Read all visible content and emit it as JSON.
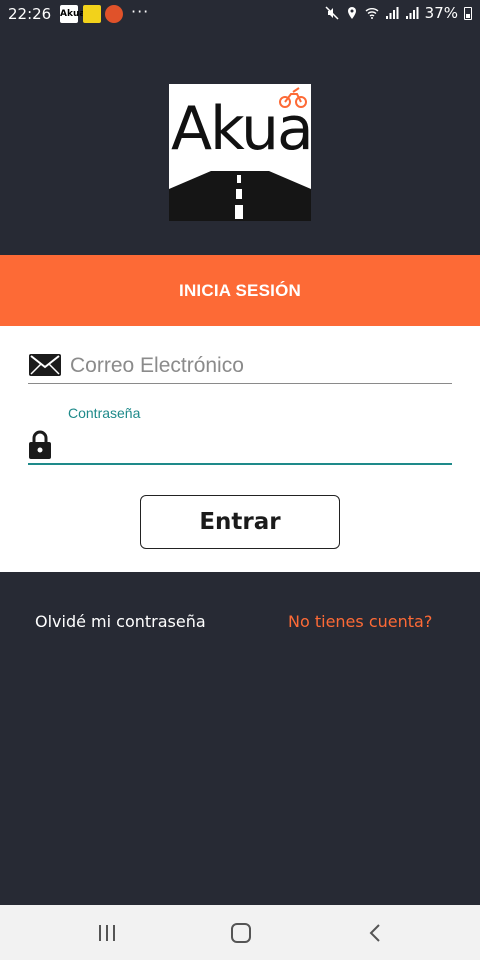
{
  "status_bar": {
    "time": "22:26",
    "notif_app_label": "Akua",
    "more": "···",
    "battery": "37%"
  },
  "brand": {
    "logo_text": "Akua"
  },
  "banner": {
    "title": "INICIA SESIÓN",
    "color": "#fd6a36"
  },
  "form": {
    "email": {
      "placeholder": "Correo Electrónico",
      "value": "",
      "icon": "envelope-icon"
    },
    "password": {
      "label": "Contraseña",
      "value": "",
      "icon": "lock-icon",
      "accent": "#1e8a8a"
    },
    "submit_label": "Entrar"
  },
  "links": {
    "forgot": "Olvidé mi contraseña",
    "signup": "No tienes cuenta?"
  },
  "nav_bar": {
    "recents_icon": "recents-icon",
    "home_icon": "home-icon",
    "back_icon": "back-icon"
  }
}
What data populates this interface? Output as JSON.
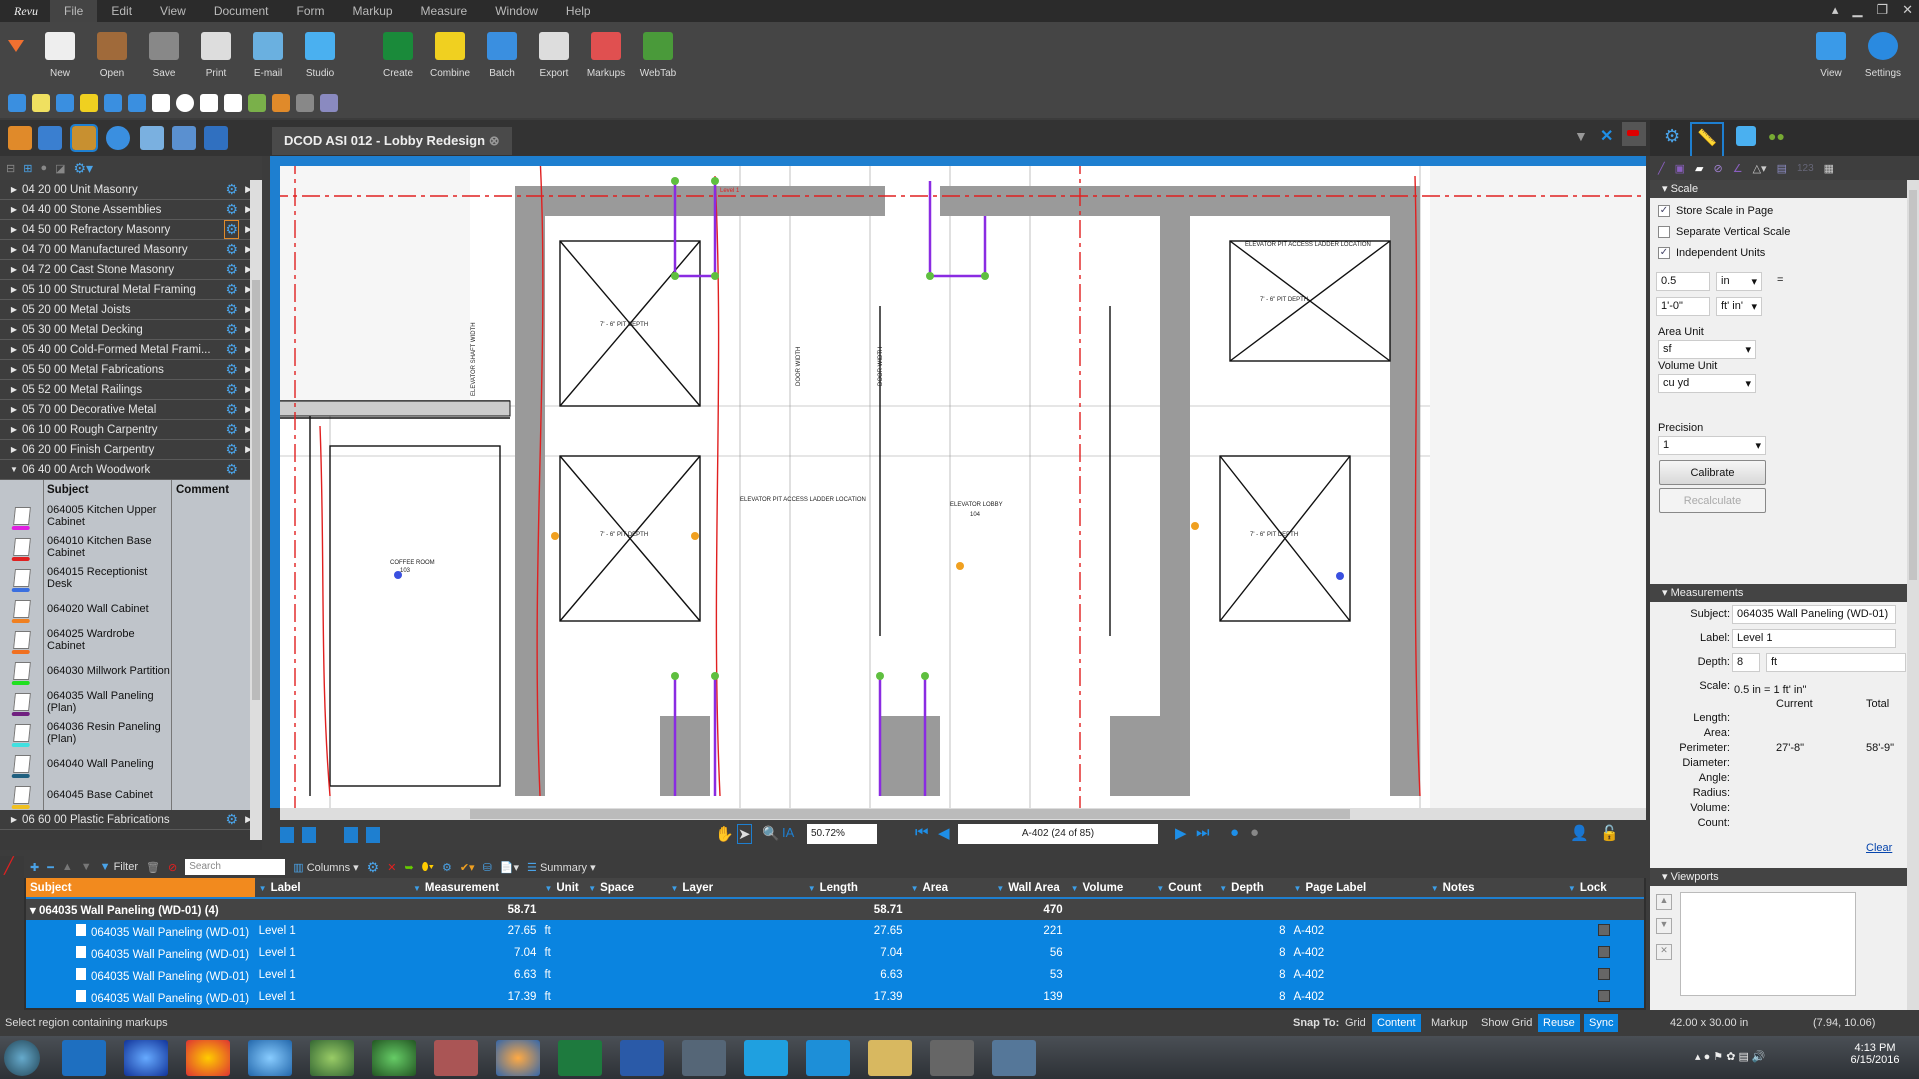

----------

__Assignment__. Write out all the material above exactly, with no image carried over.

__Written response__.
Read all visible content and emit it as JSON.
{
  "status_bar": {
    "time": "22:26",
    "notif_app_label": "Akua",
    "more": "···",
    "battery": "37%"
  },
  "brand": {
    "logo_text": "Akua"
  },
  "banner": {
    "title": "INICIA SESIÓN",
    "color": "#fd6a36"
  },
  "form": {
    "email": {
      "placeholder": "Correo Electrónico",
      "value": "",
      "icon": "envelope-icon"
    },
    "password": {
      "label": "Contraseña",
      "value": "",
      "icon": "lock-icon",
      "accent": "#1e8a8a"
    },
    "submit_label": "Entrar"
  },
  "links": {
    "forgot": "Olvidé mi contraseña",
    "signup": "No tienes cuenta?"
  },
  "nav_bar": {
    "recents_icon": "recents-icon",
    "home_icon": "home-icon",
    "back_icon": "back-icon"
  }
}
What data populates this interface? Output as JSON.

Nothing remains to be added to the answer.